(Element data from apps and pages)
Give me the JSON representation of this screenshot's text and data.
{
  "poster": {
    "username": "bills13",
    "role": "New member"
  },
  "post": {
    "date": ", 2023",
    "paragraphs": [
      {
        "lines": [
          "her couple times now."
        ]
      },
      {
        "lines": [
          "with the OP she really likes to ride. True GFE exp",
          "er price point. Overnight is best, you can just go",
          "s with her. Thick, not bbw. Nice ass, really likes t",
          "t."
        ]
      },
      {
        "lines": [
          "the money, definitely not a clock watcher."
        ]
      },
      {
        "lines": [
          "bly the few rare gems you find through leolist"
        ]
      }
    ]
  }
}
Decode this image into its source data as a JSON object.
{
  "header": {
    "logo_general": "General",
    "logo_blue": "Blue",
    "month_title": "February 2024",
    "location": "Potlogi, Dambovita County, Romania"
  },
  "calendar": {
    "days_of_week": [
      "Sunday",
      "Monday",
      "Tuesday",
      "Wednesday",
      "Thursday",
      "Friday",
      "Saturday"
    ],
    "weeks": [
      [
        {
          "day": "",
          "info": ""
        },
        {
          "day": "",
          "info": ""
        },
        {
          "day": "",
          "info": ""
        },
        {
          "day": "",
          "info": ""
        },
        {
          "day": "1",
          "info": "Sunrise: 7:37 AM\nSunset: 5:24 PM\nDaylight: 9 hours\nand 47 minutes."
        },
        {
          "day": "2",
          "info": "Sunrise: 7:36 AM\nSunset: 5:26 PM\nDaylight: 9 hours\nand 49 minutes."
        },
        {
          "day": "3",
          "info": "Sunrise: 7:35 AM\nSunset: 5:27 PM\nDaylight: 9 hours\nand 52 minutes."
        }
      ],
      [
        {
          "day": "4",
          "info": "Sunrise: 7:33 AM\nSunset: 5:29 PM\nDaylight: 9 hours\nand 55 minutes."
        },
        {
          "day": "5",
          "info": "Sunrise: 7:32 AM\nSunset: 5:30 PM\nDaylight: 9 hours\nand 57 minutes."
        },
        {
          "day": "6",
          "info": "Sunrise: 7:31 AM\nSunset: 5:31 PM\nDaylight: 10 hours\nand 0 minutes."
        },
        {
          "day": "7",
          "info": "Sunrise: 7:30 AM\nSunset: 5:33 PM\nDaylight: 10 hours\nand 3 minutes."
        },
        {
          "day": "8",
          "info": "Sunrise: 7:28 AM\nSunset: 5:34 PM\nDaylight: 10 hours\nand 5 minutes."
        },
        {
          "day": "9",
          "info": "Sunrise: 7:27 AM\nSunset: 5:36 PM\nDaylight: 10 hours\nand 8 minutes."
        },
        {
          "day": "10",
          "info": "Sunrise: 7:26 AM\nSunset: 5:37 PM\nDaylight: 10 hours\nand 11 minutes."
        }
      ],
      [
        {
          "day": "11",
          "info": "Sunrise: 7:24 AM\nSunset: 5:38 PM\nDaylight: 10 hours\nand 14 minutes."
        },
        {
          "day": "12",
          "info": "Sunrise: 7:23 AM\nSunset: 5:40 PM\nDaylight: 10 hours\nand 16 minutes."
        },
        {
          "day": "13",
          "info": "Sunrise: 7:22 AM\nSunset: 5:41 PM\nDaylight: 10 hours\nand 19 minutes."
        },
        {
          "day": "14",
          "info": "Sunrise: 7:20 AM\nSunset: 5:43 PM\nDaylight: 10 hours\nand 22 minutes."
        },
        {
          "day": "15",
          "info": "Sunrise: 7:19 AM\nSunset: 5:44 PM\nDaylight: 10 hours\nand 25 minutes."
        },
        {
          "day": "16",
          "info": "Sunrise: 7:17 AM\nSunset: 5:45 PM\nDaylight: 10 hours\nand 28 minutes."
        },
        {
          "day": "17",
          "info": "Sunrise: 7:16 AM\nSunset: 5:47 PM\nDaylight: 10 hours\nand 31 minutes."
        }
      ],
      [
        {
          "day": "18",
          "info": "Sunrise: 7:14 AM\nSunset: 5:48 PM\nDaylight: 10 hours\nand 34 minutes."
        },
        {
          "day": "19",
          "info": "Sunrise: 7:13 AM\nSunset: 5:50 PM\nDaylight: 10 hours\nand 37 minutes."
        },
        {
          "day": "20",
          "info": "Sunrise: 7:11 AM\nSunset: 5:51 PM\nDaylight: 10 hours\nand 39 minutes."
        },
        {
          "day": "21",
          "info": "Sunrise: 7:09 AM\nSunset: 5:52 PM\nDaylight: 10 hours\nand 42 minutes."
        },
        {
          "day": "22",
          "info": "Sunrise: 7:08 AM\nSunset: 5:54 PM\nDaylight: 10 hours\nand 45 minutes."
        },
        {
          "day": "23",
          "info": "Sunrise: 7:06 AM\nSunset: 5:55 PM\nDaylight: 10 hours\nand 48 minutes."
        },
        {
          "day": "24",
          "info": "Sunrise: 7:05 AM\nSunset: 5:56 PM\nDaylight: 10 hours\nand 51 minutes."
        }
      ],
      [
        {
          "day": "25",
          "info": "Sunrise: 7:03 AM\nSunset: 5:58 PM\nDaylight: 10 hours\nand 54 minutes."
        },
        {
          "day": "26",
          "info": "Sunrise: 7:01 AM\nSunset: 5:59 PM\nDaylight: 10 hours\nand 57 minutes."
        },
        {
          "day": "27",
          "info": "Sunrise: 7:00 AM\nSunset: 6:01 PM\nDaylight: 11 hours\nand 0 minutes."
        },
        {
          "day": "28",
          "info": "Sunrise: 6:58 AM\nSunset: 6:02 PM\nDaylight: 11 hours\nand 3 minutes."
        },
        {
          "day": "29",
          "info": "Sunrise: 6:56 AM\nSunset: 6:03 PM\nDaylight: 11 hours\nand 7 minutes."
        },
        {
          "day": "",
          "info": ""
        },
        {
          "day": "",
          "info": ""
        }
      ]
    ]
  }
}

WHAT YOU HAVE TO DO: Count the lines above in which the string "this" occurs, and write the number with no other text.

SOLUTION: 2